(Task instructions):
The entries should each be set down again precisely.

[Opening Supplied entries section]

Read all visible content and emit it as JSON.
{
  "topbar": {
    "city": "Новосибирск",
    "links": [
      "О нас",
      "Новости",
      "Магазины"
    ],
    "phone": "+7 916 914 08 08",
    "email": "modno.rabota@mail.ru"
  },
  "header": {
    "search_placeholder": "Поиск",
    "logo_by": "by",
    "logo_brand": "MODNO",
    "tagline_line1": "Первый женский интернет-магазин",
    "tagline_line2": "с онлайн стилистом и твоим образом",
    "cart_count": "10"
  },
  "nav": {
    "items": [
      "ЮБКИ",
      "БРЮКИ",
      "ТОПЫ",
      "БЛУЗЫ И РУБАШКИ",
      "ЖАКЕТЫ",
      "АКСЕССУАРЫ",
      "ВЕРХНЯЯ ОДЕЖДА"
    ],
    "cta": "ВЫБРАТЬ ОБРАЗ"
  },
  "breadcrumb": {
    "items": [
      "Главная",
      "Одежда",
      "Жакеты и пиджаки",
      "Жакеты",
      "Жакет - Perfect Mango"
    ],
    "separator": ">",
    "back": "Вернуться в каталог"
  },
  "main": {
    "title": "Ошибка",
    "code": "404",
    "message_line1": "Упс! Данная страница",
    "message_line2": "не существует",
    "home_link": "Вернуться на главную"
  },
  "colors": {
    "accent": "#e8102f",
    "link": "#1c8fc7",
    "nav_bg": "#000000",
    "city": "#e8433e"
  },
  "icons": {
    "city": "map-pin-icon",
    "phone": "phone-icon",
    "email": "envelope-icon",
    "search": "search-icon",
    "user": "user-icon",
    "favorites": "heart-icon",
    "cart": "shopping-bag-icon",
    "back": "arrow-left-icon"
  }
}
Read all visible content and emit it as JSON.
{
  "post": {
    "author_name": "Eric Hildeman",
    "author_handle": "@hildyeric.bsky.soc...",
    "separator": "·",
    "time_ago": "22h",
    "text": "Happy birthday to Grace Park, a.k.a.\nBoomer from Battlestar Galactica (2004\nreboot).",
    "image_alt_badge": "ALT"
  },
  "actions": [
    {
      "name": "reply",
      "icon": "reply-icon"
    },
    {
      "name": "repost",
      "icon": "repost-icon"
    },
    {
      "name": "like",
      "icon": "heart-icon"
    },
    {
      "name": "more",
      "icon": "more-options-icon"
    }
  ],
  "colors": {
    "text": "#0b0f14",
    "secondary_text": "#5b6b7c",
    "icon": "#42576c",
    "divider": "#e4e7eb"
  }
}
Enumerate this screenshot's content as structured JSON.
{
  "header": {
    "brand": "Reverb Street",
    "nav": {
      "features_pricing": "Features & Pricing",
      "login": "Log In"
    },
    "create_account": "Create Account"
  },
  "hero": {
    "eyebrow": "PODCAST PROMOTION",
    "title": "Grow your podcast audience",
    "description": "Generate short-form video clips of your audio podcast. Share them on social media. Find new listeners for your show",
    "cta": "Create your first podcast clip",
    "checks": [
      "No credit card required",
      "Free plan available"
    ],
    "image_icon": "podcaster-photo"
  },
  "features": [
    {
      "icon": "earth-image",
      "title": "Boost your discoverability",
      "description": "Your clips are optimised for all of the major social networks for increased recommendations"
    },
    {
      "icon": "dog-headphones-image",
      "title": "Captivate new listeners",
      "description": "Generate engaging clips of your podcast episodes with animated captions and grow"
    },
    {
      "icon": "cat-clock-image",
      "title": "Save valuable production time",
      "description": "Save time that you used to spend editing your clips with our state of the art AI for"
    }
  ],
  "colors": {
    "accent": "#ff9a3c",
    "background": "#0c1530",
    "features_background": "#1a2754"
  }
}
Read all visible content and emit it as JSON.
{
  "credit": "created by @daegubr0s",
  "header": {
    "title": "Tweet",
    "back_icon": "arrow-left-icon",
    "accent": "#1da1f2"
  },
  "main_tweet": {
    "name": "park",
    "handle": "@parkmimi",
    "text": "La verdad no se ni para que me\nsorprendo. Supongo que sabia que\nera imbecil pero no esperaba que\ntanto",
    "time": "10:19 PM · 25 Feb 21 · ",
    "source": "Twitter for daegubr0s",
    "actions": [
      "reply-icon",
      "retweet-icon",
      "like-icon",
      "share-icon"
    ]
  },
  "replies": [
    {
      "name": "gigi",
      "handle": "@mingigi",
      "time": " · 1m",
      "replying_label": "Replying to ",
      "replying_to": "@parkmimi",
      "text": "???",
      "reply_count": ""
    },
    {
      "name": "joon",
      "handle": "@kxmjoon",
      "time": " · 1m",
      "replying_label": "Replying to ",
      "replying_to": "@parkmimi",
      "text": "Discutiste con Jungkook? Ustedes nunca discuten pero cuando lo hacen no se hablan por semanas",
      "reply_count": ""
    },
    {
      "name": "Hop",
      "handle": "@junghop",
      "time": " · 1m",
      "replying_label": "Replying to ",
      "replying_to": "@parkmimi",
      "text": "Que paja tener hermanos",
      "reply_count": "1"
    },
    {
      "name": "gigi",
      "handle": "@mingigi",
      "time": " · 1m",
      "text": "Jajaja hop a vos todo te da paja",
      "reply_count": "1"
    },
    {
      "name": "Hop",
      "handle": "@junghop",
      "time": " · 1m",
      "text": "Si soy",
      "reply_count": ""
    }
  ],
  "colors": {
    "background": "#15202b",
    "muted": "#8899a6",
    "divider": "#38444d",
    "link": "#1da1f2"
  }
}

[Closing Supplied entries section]

(Completed task):
Read all visible content and emit it as JSON.
{
  "topbar": {
    "city": "Новосибирск",
    "links": [
      "О нас",
      "Новости",
      "Магазины"
    ],
    "phone": "+7 916 914 08 08",
    "email": "modno.rabota@mail.ru"
  },
  "header": {
    "search_placeholder": "Поиск",
    "logo_by": "by",
    "logo_brand": "MODNO",
    "tagline_line1": "Первый женский интернет-магазин",
    "tagline_line2": "с онлайн стилистом и твоим образом",
    "cart_count": "10"
  },
  "nav": {
    "items": [
      "ЮБКИ",
      "БРЮКИ",
      "ТОПЫ",
      "БЛУЗЫ И РУБАШКИ",
      "ЖАКЕТЫ",
      "АКСЕССУАРЫ",
      "ВЕРХНЯЯ ОДЕЖДА"
    ],
    "cta": "ВЫБРАТЬ ОБРАЗ"
  },
  "breadcrumb": {
    "items": [
      "Главная",
      "Одежда",
      "Жакеты и пиджаки",
      "Жакеты",
      "Жакет - Perfect Mango"
    ],
    "separator": ">",
    "back": "Вернуться в каталог"
  },
  "main": {
    "title": "Ошибка",
    "code": "404",
    "message_line1": "Упс! Данная страница",
    "message_line2": "не существует",
    "home_link": "Вернуться на главную"
  },
  "colors": {
    "accent": "#e8102f",
    "link": "#1c8fc7",
    "nav_bg": "#000000",
    "city": "#e8433e"
  },
  "icons": {
    "city": "map-pin-icon",
    "phone": "phone-icon",
    "email": "envelope-icon",
    "search": "search-icon",
    "user": "user-icon",
    "favorites": "heart-icon",
    "cart": "shopping-bag-icon",
    "back": "arrow-left-icon"
  }
}
Read all visible content and emit it as JSON.
{
  "post": {
    "author_name": "Eric Hildeman",
    "author_handle": "@hildyeric.bsky.soc...",
    "separator": "·",
    "time_ago": "22h",
    "text": "Happy birthday to Grace Park, a.k.a.\nBoomer from Battlestar Galactica (2004\nreboot).",
    "image_alt_badge": "ALT"
  },
  "actions": [
    {
      "name": "reply",
      "icon": "reply-icon"
    },
    {
      "name": "repost",
      "icon": "repost-icon"
    },
    {
      "name": "like",
      "icon": "heart-icon"
    },
    {
      "name": "more",
      "icon": "more-options-icon"
    }
  ],
  "colors": {
    "text": "#0b0f14",
    "secondary_text": "#5b6b7c",
    "icon": "#42576c",
    "divider": "#e4e7eb"
  }
}
Enumerate this screenshot's content as structured JSON.
{
  "header": {
    "brand": "Reverb Street",
    "nav": {
      "features_pricing": "Features & Pricing",
      "login": "Log In"
    },
    "create_account": "Create Account"
  },
  "hero": {
    "eyebrow": "PODCAST PROMOTION",
    "title": "Grow your podcast audience",
    "description": "Generate short-form video clips of your audio podcast. Share them on social media. Find new listeners for your show",
    "cta": "Create your first podcast clip",
    "checks": [
      "No credit card required",
      "Free plan available"
    ],
    "image_icon": "podcaster-photo"
  },
  "features": [
    {
      "icon": "earth-image",
      "title": "Boost your discoverability",
      "description": "Your clips are optimised for all of the major social networks for increased recommendations"
    },
    {
      "icon": "dog-headphones-image",
      "title": "Captivate new listeners",
      "description": "Generate engaging clips of your podcast episodes with animated captions and grow"
    },
    {
      "icon": "cat-clock-image",
      "title": "Save valuable production time",
      "description": "Save time that you used to spend editing your clips with our state of the art AI for"
    }
  ],
  "colors": {
    "accent": "#ff9a3c",
    "background": "#0c1530",
    "features_background": "#1a2754"
  }
}
Read all visible content and emit it as JSON.
{
  "credit": "created by @daegubr0s",
  "header": {
    "title": "Tweet",
    "back_icon": "arrow-left-icon",
    "accent": "#1da1f2"
  },
  "main_tweet": {
    "name": "park",
    "handle": "@parkmimi",
    "text": "La verdad no se ni para que me\nsorprendo. Supongo que sabia que\nera imbecil pero no esperaba que\ntanto",
    "time": "10:19 PM · 25 Feb 21 · ",
    "source": "Twitter for daegubr0s",
    "actions": [
      "reply-icon",
      "retweet-icon",
      "like-icon",
      "share-icon"
    ]
  },
  "replies": [
    {
      "name": "gigi",
      "handle": "@mingigi",
      "time": " · 1m",
      "replying_label": "Replying to ",
      "replying_to": "@parkmimi",
      "text": "???",
      "reply_count": ""
    },
    {
      "name": "joon",
      "handle": "@kxmjoon",
      "time": " · 1m",
      "replying_label": "Replying to ",
      "replying_to": "@parkmimi",
      "text": "Discutiste con Jungkook? Ustedes nunca discuten pero cuando lo hacen no se hablan por semanas",
      "reply_count": ""
    },
    {
      "name": "Hop",
      "handle": "@junghop",
      "time": " · 1m",
      "replying_label": "Replying to ",
      "replying_to": "@parkmimi",
      "text": "Que paja tener hermanos",
      "reply_count": "1"
    },
    {
      "name": "gigi",
      "handle": "@mingigi",
      "time": " · 1m",
      "text": "Jajaja hop a vos todo te da paja",
      "reply_count": "1"
    },
    {
      "name": "Hop",
      "handle": "@junghop",
      "time": " · 1m",
      "text": "Si soy",
      "reply_count": ""
    }
  ],
  "colors": {
    "background": "#15202b",
    "muted": "#8899a6",
    "divider": "#38444d",
    "link": "#1da1f2"
  }
}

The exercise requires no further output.